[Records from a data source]
[Start of Attachment]
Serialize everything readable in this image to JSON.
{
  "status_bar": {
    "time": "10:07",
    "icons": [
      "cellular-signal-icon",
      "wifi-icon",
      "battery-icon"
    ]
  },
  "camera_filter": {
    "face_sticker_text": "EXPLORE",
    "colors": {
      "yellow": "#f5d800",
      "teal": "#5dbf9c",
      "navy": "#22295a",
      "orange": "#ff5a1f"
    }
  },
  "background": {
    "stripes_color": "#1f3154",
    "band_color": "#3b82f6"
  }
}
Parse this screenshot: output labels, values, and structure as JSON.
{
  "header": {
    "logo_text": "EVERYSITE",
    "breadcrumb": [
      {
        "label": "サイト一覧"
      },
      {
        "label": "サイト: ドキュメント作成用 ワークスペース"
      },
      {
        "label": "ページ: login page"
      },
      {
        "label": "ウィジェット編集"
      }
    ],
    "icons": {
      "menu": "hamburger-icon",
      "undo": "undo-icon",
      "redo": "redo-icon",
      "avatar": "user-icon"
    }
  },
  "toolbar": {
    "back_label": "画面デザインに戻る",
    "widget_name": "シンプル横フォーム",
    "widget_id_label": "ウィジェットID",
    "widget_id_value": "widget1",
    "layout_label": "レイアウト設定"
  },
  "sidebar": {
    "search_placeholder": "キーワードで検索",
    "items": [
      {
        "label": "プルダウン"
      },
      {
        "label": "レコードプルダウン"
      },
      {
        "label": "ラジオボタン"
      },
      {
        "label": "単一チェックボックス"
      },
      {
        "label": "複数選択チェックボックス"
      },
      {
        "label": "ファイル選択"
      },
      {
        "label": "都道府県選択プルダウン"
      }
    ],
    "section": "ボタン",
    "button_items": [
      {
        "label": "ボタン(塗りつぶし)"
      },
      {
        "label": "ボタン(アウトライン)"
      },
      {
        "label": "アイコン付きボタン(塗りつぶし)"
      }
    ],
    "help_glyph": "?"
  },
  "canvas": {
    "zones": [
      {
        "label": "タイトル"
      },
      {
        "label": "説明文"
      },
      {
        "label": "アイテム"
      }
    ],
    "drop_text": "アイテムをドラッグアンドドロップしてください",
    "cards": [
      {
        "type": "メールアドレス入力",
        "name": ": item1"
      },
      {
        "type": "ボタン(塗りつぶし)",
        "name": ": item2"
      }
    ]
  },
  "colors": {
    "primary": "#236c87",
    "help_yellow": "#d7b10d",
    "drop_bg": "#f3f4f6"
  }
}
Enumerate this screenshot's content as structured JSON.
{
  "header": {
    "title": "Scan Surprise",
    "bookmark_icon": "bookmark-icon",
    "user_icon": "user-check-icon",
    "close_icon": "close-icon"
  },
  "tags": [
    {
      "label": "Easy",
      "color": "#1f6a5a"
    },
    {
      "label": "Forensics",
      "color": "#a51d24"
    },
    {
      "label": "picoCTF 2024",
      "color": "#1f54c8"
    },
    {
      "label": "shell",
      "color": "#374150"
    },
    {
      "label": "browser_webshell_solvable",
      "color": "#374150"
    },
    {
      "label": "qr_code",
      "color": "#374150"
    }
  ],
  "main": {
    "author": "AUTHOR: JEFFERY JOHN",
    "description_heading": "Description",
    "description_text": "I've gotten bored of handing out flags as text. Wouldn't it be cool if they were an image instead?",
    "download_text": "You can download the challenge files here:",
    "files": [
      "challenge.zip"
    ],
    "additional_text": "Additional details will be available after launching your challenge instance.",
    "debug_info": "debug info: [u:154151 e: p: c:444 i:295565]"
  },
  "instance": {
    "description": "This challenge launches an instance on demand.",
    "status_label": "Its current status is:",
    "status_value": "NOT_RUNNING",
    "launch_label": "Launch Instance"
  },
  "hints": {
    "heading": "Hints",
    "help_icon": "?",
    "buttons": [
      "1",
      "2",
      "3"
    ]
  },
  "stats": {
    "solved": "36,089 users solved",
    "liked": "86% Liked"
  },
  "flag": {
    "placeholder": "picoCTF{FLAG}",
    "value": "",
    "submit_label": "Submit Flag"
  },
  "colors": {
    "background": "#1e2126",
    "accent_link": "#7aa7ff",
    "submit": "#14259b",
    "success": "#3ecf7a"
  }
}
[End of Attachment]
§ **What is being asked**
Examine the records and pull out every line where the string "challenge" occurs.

§ **Answer to the problem**
    "download_text": "You can download the challenge files here:",
      "challenge.zip"
    "additional_text": "Additional details will be available after launching your challenge instance.",
    "description": "This challenge launches an instance on demand.",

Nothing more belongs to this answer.